My favorite part is when it’s really creative. Say, when one of us is doing an independent movie and we all raid each other’s closets to find the right clothes for a character, because they never have the budgets for that.

Back to the Future, of course, was a big success. Were you excited when they came back to you to do the sequels?

Yeah, of course! It was such a big hit, and I was so excited about it. It was exciting to have the chance to relive these characters. And in Back to the Future 2 I got to do some crazy characters! That was a lot of fun.

Across all three movies, was there a version of the Lorraine character that was most fun for you to play?

I had a lot of fun with the original young Lorraine McFly, but I would say that my second favorite was from Back to the Future 2, the one with the big boobs. That one was really fun. I love that character. I wish I could play that character now. You know, some kind of really lousy, giant character like that – drunk and pissed off, beaten down. That character was really a great one.

Since it’s now 2015, the year they traveled to in Part II – are there any predictions about this year that were made in the movie you wish had been accurate?

I don’t remember… there was all kinds of crazy stuff. Flying cars, and the weird TV—which we do have. That one came true. I don’t know! I guess the hoverboard would be nice, if it were real. But it seems like you could really hurt yourself on a hoverboard if it were real.


For more on Back to the Future, check out our anniversary feature with Lea, Christopher Lloyd, Claudia Wells, and writer Bob Gale in Under the Radar #55, on stands this fall. (Click here to read our other online Q&As.)

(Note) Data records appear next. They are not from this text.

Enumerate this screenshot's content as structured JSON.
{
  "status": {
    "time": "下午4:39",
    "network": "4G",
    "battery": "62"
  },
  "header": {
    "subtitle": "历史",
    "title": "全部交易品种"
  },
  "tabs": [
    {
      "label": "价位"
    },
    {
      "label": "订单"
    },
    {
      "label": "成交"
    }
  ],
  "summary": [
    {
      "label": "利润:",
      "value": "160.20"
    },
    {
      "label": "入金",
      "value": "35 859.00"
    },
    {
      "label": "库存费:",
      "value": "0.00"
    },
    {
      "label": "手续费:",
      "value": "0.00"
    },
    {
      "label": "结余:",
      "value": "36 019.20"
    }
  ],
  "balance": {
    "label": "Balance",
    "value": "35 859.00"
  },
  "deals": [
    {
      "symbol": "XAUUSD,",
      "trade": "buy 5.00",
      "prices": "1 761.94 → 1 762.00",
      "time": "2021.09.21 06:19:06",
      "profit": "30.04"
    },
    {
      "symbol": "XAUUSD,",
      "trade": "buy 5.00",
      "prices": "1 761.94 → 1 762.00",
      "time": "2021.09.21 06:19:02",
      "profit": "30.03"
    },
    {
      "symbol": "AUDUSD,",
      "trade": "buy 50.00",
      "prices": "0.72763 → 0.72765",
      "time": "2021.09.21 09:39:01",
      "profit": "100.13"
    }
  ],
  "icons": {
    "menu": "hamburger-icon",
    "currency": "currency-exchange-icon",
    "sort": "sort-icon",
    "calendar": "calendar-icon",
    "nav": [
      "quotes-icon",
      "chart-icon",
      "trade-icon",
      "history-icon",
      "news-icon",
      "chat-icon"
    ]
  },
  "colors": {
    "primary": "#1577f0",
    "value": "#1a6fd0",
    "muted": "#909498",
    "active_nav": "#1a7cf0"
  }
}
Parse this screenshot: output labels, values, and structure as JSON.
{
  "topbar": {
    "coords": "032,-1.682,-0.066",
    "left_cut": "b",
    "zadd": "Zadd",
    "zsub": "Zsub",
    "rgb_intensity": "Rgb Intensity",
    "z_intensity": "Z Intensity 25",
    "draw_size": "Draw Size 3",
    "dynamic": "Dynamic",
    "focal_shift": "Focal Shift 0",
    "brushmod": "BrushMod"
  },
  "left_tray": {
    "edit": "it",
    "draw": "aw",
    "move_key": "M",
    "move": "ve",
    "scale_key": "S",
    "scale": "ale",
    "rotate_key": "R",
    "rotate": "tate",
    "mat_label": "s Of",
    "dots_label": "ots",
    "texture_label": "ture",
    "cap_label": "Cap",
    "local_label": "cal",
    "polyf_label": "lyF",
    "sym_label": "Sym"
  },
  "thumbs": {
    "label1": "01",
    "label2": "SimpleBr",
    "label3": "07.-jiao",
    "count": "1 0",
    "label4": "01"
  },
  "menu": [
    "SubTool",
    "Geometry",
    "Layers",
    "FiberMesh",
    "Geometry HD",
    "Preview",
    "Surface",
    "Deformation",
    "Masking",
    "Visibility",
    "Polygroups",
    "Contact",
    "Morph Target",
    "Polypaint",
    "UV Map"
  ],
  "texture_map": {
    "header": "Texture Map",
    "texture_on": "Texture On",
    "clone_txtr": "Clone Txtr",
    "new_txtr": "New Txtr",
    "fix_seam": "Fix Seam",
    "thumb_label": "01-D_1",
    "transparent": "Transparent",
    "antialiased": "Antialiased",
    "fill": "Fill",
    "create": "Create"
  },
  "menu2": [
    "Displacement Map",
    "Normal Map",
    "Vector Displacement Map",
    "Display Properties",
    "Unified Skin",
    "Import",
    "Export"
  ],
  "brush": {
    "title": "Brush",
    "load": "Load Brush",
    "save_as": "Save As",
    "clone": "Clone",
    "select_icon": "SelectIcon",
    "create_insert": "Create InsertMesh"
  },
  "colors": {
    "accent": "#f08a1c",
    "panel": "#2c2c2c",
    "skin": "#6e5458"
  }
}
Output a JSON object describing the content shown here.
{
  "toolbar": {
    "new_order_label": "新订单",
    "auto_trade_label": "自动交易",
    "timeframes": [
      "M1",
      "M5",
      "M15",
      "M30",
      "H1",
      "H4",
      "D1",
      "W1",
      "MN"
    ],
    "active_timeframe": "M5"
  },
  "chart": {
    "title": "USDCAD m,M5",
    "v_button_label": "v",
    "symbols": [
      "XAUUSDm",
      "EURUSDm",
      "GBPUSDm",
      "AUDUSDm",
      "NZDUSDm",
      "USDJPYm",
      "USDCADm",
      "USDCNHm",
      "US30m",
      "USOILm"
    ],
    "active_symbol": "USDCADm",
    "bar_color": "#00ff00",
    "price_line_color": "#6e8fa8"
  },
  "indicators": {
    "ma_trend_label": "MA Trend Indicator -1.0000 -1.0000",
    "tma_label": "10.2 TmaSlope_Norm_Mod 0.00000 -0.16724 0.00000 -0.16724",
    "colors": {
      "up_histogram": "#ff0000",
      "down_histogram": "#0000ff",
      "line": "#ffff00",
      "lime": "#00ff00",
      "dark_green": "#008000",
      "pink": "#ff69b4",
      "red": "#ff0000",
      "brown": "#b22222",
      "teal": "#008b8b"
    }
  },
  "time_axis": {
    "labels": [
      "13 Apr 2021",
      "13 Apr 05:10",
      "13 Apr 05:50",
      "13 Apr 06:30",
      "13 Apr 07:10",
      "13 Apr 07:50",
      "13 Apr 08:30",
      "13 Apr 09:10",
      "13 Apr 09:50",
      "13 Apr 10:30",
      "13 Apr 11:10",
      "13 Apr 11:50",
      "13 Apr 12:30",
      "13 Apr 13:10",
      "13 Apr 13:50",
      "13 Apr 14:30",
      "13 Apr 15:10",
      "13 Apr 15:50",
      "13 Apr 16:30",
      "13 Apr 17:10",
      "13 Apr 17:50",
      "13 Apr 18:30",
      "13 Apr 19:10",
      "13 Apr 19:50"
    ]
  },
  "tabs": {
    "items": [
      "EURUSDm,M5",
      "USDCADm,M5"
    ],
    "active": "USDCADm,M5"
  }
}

The Back to the Future trilogy is available in a new, deluxe 30th anniversary Blu-ray collection. Head to the series’ website for further anniversary celebrations.


Submit your comment

Name Required

Email Required, will not be published


Remember my personal information
Notify me of follow-up comments?

Please enter the word you see in the image below:

There are no comments for this entry yet.